Origin of absinthe
OTHER WORDS FROM absintheab·sin·thi·al, ab·sin·thi·an, adjective
Words nearby absinthe
How to use absinthe in a sentence
Crawbuck and Everett’s research into cocktail history led to a fascination with absinthe, which has “been praised for its magical properties, as far back as ancient Egypt,” they write.
In 2020, the couple opened an absinthe distillery, appropriately called Devil’s Botany, producing traditional absinthes with the mission of educating drinkers about the fabled liquor.

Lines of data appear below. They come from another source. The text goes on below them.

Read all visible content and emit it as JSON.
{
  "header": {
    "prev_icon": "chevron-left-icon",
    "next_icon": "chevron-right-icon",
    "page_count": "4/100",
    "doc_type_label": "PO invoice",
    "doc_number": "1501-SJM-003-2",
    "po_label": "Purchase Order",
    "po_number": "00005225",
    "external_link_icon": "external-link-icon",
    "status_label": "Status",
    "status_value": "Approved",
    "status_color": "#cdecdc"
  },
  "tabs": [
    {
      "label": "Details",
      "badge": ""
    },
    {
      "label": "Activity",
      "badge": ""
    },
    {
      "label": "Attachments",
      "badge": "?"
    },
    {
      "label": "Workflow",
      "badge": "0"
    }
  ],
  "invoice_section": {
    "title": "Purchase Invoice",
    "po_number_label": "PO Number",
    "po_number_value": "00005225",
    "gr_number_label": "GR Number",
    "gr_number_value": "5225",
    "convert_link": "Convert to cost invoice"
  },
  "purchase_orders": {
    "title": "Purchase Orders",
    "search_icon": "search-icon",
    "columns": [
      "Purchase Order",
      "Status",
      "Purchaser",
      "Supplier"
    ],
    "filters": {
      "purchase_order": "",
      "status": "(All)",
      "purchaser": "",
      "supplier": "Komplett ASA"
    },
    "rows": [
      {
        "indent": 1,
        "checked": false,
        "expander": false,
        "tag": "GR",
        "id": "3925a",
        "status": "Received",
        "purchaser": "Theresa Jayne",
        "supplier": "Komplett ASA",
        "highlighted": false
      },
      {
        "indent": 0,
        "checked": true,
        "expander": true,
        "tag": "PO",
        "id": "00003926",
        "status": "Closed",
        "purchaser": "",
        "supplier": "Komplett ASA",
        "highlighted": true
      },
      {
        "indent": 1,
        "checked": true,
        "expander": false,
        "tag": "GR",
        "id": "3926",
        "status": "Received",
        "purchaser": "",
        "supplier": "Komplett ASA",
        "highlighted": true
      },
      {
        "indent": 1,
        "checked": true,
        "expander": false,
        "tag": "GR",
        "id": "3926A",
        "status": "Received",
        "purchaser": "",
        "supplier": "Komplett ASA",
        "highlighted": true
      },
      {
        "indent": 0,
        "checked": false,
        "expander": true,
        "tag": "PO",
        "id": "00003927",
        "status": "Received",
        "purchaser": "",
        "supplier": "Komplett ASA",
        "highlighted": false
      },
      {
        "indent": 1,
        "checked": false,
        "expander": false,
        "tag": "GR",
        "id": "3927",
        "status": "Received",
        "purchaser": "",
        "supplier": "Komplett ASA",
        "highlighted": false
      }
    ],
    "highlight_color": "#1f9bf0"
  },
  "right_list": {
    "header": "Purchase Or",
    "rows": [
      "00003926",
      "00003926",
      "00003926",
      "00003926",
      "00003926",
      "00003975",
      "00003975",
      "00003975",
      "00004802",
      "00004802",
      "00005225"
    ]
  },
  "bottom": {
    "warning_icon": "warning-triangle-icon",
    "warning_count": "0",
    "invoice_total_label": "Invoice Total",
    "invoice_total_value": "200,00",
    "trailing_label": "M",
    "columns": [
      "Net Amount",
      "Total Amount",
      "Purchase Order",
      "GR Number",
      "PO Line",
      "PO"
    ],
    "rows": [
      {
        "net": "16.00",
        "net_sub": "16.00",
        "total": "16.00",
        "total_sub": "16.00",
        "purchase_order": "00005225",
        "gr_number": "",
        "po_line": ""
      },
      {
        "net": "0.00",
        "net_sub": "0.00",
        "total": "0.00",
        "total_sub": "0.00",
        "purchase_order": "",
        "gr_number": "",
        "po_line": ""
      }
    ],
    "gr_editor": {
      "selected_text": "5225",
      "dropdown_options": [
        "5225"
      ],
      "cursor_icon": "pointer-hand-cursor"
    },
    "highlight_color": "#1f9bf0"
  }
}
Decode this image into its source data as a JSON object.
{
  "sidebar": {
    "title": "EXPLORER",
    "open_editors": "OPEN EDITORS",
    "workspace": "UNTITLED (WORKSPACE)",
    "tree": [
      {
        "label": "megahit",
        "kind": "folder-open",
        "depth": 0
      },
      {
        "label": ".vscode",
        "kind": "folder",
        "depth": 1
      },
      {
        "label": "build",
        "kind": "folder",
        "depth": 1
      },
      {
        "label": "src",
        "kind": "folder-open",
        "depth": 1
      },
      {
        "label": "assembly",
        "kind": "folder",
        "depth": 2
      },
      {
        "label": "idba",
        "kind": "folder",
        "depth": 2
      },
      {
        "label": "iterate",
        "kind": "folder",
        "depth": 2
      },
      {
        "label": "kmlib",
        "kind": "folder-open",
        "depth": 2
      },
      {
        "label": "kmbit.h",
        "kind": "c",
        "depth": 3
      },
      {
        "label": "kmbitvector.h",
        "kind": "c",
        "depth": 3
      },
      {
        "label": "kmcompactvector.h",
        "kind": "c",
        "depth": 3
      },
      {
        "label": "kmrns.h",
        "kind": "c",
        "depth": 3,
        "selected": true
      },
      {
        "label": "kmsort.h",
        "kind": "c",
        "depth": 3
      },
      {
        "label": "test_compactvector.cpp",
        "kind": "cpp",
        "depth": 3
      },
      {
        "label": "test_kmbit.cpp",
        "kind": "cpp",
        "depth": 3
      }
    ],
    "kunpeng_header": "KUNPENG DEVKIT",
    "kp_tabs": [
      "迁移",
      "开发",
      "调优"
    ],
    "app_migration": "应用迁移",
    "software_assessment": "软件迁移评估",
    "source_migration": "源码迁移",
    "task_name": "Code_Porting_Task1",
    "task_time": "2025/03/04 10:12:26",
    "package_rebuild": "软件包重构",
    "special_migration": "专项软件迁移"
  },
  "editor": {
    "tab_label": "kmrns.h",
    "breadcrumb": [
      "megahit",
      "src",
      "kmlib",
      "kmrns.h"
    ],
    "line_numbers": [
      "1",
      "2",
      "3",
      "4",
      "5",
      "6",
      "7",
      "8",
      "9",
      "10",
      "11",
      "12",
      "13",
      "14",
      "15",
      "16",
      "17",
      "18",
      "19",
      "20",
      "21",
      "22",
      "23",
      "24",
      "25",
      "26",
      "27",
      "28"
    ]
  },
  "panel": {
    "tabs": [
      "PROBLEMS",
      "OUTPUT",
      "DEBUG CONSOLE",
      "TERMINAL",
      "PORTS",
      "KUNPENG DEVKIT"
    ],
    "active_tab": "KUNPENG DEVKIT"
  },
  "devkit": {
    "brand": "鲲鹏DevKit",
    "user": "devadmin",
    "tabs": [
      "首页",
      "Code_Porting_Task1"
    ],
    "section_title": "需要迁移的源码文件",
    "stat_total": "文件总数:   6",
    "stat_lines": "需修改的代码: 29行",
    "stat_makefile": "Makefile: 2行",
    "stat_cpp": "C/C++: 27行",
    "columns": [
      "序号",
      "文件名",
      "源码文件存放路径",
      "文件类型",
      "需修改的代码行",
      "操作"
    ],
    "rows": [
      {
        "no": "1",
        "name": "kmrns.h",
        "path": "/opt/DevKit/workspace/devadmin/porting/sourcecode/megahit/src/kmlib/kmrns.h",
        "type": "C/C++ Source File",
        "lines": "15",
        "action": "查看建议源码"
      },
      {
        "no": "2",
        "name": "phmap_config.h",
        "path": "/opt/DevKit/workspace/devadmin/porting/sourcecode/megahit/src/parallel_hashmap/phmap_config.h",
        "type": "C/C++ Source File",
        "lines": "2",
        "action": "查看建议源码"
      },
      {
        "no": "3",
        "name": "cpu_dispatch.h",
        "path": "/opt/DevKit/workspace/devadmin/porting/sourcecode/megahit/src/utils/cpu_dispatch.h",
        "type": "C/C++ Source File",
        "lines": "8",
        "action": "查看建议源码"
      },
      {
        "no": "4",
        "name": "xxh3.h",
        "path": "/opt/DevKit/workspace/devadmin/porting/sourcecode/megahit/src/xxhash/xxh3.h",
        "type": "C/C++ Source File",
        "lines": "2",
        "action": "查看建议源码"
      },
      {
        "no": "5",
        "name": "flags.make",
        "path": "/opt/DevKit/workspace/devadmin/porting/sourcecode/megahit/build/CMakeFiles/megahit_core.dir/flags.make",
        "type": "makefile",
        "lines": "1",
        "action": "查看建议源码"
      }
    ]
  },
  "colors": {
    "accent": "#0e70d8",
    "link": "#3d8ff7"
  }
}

And the Absinthe House has a full list: Other famous imbibers include P.T. Barnum, Oscar Wilde, and General Robert E. Lee.
I ask Cuco how The Verne Club gets illegal, over-proof alcohol like absinthe through the fine-toothed comb of Argentine customs.
They also brought labor unions, anarchism, socialism, and, of course, absinthe.
Because of the ban, bars that served absinthe grew increasingly paranoid.
There is something about being in Captain Nemo's Nautilus that makes the absinthe taste even better.
Lachaume, the painter, and I were chatting at one of its little tables, he over an absinthe and I over a coffee and cognac.The Real Latin Quarter|F. Berkeley Smith
He was seated at a table, on which stood a carafe of water, a bowl of sugar, and a glass of absinthe.
Dick thought it remarkable that a painter should choose to work over an absinthe in a public café, and looked the man over.Tales and Fantasies|Robert Louis Stevenson
Vermouth and absinthe had been served to whet their appetites, and every one had been at once put into good spirits.The Works of Guy de Maupassant, Volume VIII.|Guy de Maupassant
Absinth, Absinthe, ab′sinth, n. spirit combined with extract of wormwood.